But why is it that you never see plastic trash-can liners blowing across the street? Because people spend money on them, have a use for them, and perhaps most importantly, have a well-designed box to store them in. A 12-pack ramen noodle box takes care of the storage problem, and many people do use these bags in lieu of commercial wastebasket liners. Is the gimme factor the problem, then? Because the bags are free, they’re perceived to have no value, and thus people don’t treat them the same way they would plastic bags they’ve spent money on?

If that’s the case, maybe Big Business is right to shift the cost of shopping bags to consumers. But I’m still not buying it.

Monday, April 5, 2010

When did Easter become a second Christmas?

When I was a kid, the Easter Bunny confined his efforts to filling your basket. But now, at least in those households where the breadwinners still have good jobs, it seems like the basket has become the springtime equivalent of the Christmas stocking -- just a starting point. Or from the kids’ perspective, maybe it’s more like an afterthought. The good stuff is what spills out onto the table or floor, too big and expensive to be confined to such a quaint container. Checking the basket comes after you’ve examined that shiny new bike or video game system.

I’d been vaguely aware of this trend the past few years, but it came sharply into focus yesterday when it was revealed that our youngest child was grumbling about how “everything we get is suckish” compared to cousins and friends.

Here all this time I thought we were celebrating the arrival of spring with symbolic representations of new life. I can build a case for chocolate bunnies, or even springtime accessories like batting gloves or Frisbees, but they’ve got to fit both an Easter basket and our budget. Which, now that I think about it, does make Easter a lot like Christmas, because at our house Santa still confines his gifts to what he can wedge into a stocking.

Thursday, April 1, 2010
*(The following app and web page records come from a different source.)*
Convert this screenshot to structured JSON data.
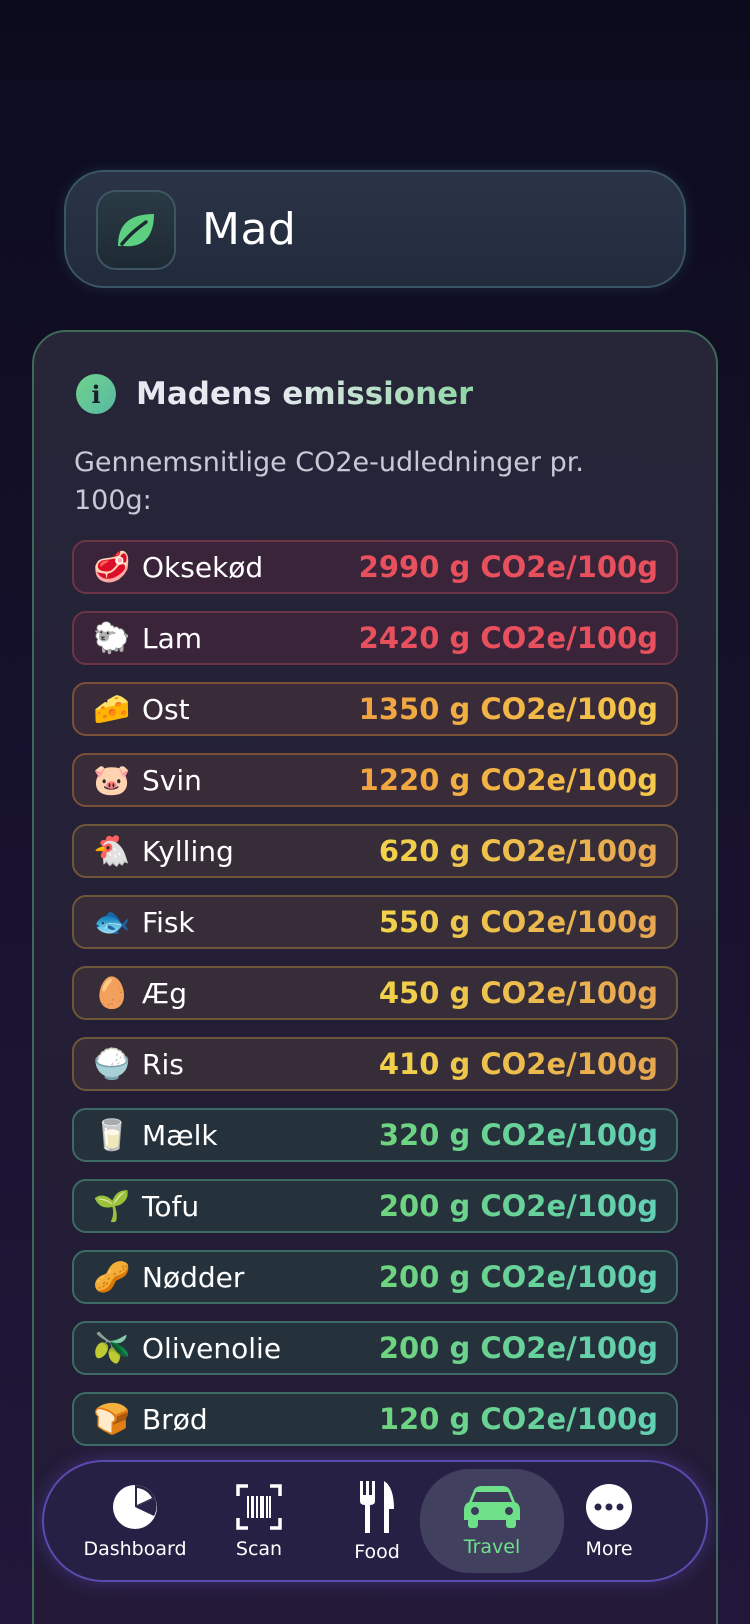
{
  "header": {
    "title": "Mad",
    "icon": "leaf-icon",
    "icon_color": "#5ccf80"
  },
  "card": {
    "title": "Madens emissioner",
    "subtitle": "Gennemsnitlige CO2e-udledninger pr. 100g:",
    "rows": [
      {
        "emoji": "🥩",
        "name": "Oksekød",
        "value": "2990 g CO2e/100g",
        "level": "high"
      },
      {
        "emoji": "🐑",
        "name": "Lam",
        "value": "2420 g CO2e/100g",
        "level": "high"
      },
      {
        "emoji": "🧀",
        "name": "Ost",
        "value": "1350 g CO2e/100g",
        "level": "medh"
      },
      {
        "emoji": "🐷",
        "name": "Svin",
        "value": "1220 g CO2e/100g",
        "level": "medh"
      },
      {
        "emoji": "🐔",
        "name": "Kylling",
        "value": "620 g CO2e/100g",
        "level": "med"
      },
      {
        "emoji": "🐟",
        "name": "Fisk",
        "value": "550 g CO2e/100g",
        "level": "med"
      },
      {
        "emoji": "🥚",
        "name": "Æg",
        "value": "450 g CO2e/100g",
        "level": "med"
      },
      {
        "emoji": "🍚",
        "name": "Ris",
        "value": "410 g CO2e/100g",
        "level": "med"
      },
      {
        "emoji": "🥛",
        "name": "Mælk",
        "value": "320 g CO2e/100g",
        "level": "low"
      },
      {
        "emoji": "🌱",
        "name": "Tofu",
        "value": "200 g CO2e/100g",
        "level": "low"
      },
      {
        "emoji": "🥜",
        "name": "Nødder",
        "value": "200 g CO2e/100g",
        "level": "low"
      },
      {
        "emoji": "🫒",
        "name": "Olivenolie",
        "value": "200 g CO2e/100g",
        "level": "low"
      },
      {
        "emoji": "🍞",
        "name": "Brød",
        "value": "120 g CO2e/100g",
        "level": "low"
      }
    ]
  },
  "tabbar": {
    "tabs": [
      {
        "label": "Dashboard",
        "icon": "pie-chart-icon"
      },
      {
        "label": "Scan",
        "icon": "barcode-scan-icon"
      },
      {
        "label": "Food",
        "icon": "fork-knife-icon"
      },
      {
        "label": "Travel",
        "icon": "car-icon",
        "active": true
      },
      {
        "label": "More",
        "icon": "more-icon"
      }
    ],
    "active_color": "#6fe08a"
  }
}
A black hole in disguise

If there were a Journal of the American Academy of Clutter-Control Science, I’d feel compelled to file a report on the gravitational pull of that ramen-noodle box that’s been recommissioned as a plastic shopping-bag container.

It looks like an ordinary noodle box. But if you peer through the tear in the plastic cover, you can see a tightly compressed stack of neatly folded plastic shopping bags inside. Outside the container, where the usual laws of clutter physics apply, those bags would explode into an unwieldy mountain of airy nothing that would quickly scatter to the ends of the earth. Instead, they’ve been sucked into a deceptive black hole.

And it wants more. It sits there in the pantry, thrumming, sending out search-party signals that are somehow programmed through my eyeballs, seeking more and more and more. And its finding them: Crumpled plastic bags in the garage, the back of the van, the furnace closet. Only last week I averted my eyes, seemingly blind to their creeping presence. Now, once detected, they have no chance of escape. The awesome appetite of